● **What to produce**: Write down the listing again exactly as it appears below, without its pictures.

● **Supplied material**:
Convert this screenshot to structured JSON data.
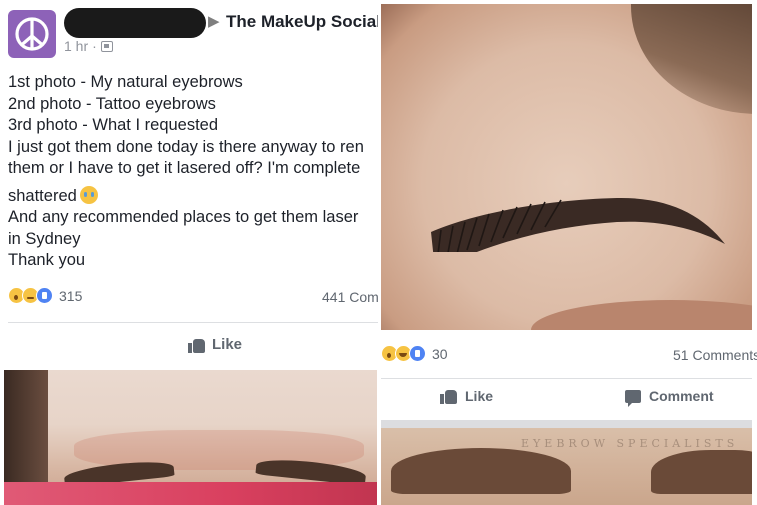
{
  "post": {
    "group_name": "The MakeUp Social",
    "time": "1 hr",
    "lines": [
      "1st photo - My natural eyebrows",
      "2nd photo - Tattoo eyebrows",
      "3rd photo - What I requested",
      "I just got them done today is there anyway to ren",
      "them or I have to get it lasered off? I'm complete",
      "shattered",
      "And any recommended places to get them laser",
      "in Sydney",
      "Thank you"
    ],
    "reaction_count": "315",
    "comment_count": "441 Com",
    "like_label": "Like"
  },
  "right_post": {
    "reaction_count": "30",
    "comment_count": "51 Comments",
    "like_label": "Like",
    "comment_label": "Comment",
    "watermark": "EYEBROW SPECIALISTS"
  },
  "colors": {
    "avatar": "#8d62b8",
    "facebook_gray": "#606770",
    "like_blue": "#4f83f3"
  },
  "icons": [
    "peace-icon",
    "globe-icon",
    "like-thumb-icon",
    "comment-bubble-icon",
    "wow-reaction-icon",
    "sad-reaction-icon",
    "haha-reaction-icon",
    "like-reaction-icon",
    "crying-emoji-icon"
  ]
}
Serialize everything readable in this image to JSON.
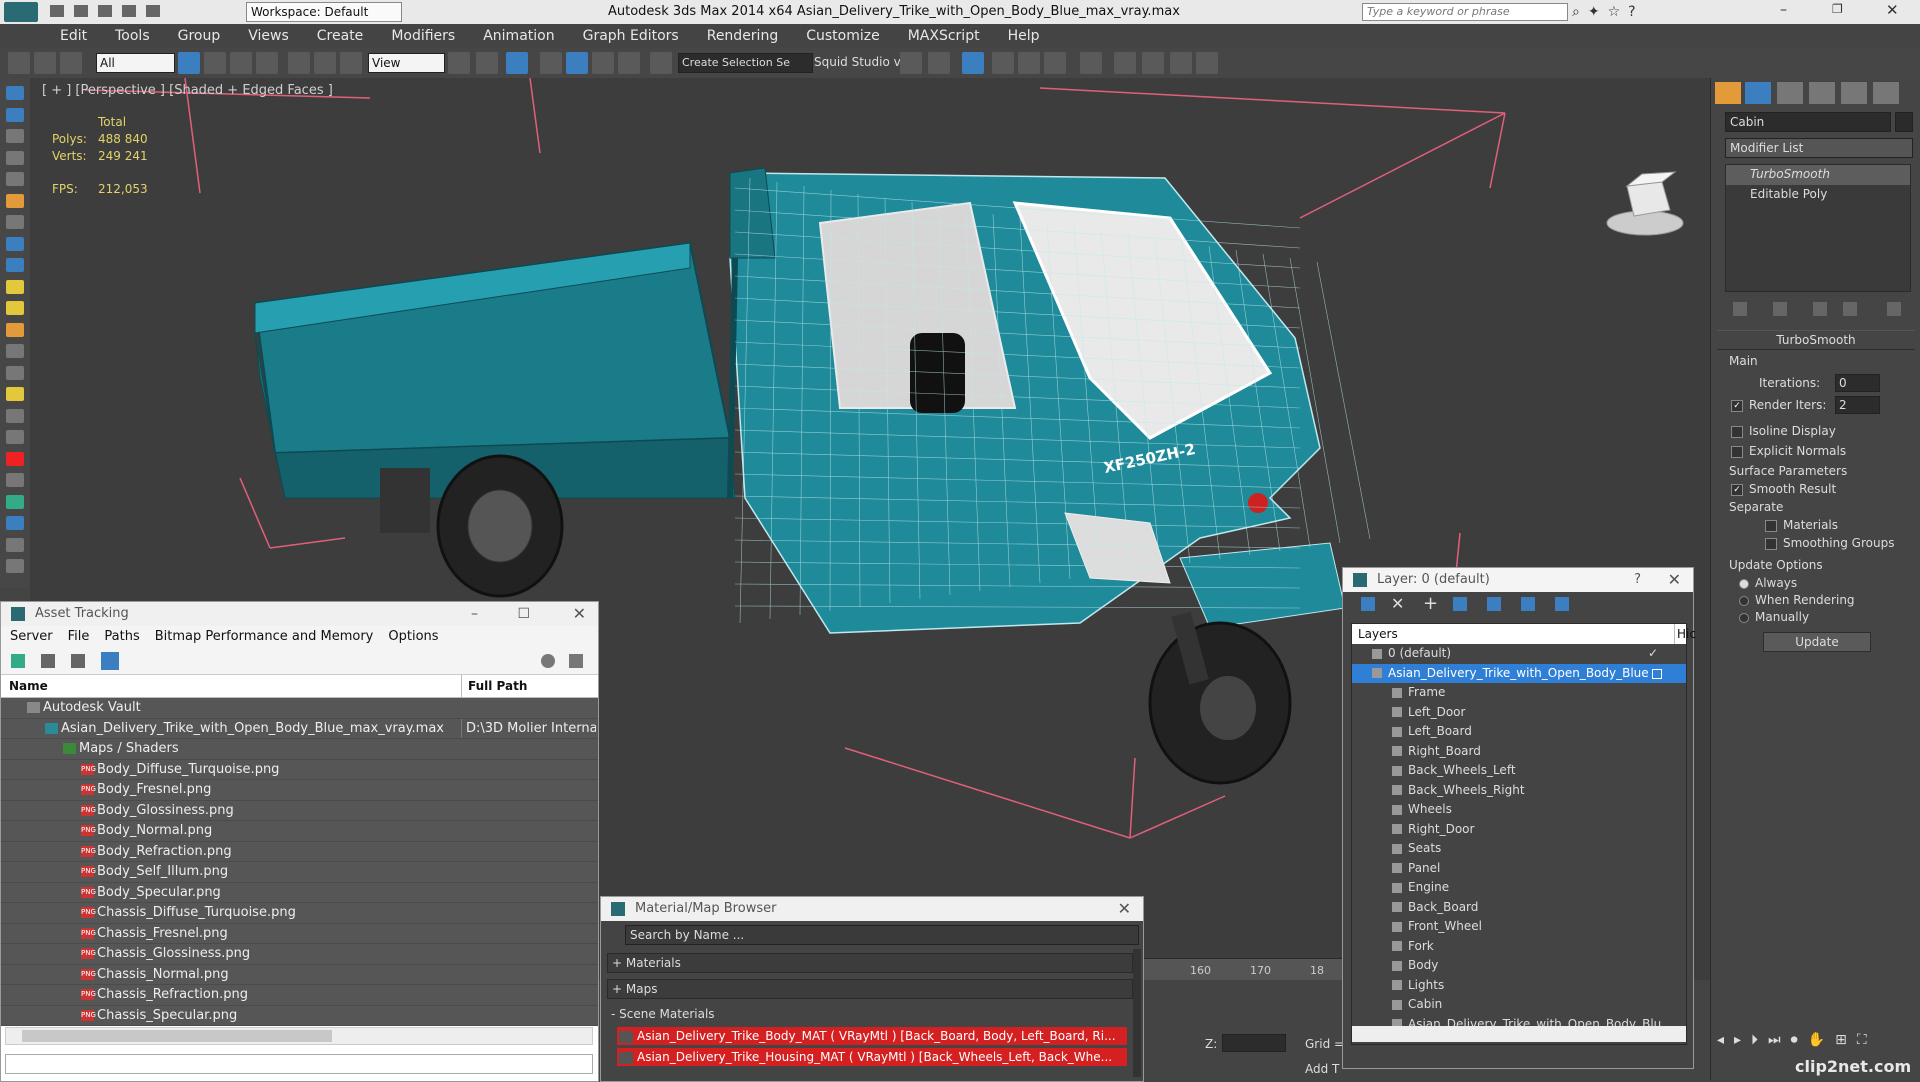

● **Completed exercise**:
Convert this screenshot to structured JSON data.
{
  "post": {
    "group_name": "The MakeUp Social",
    "time": "1 hr",
    "lines": [
      "1st photo - My natural eyebrows",
      "2nd photo - Tattoo eyebrows",
      "3rd photo - What I requested",
      "I just got them done today is there anyway to ren",
      "them or I have to get it lasered off? I'm complete",
      "shattered",
      "And any recommended places to get them laser",
      "in Sydney",
      "Thank you"
    ],
    "reaction_count": "315",
    "comment_count": "441 Com",
    "like_label": "Like"
  },
  "right_post": {
    "reaction_count": "30",
    "comment_count": "51 Comments",
    "like_label": "Like",
    "comment_label": "Comment",
    "watermark": "EYEBROW SPECIALISTS"
  },
  "colors": {
    "avatar": "#8d62b8",
    "facebook_gray": "#606770",
    "like_blue": "#4f83f3"
  },
  "icons": [
    "peace-icon",
    "globe-icon",
    "like-thumb-icon",
    "comment-bubble-icon",
    "wow-reaction-icon",
    "sad-reaction-icon",
    "haha-reaction-icon",
    "like-reaction-icon",
    "crying-emoji-icon"
  ]
}
Serialize everything readable in this image to JSON.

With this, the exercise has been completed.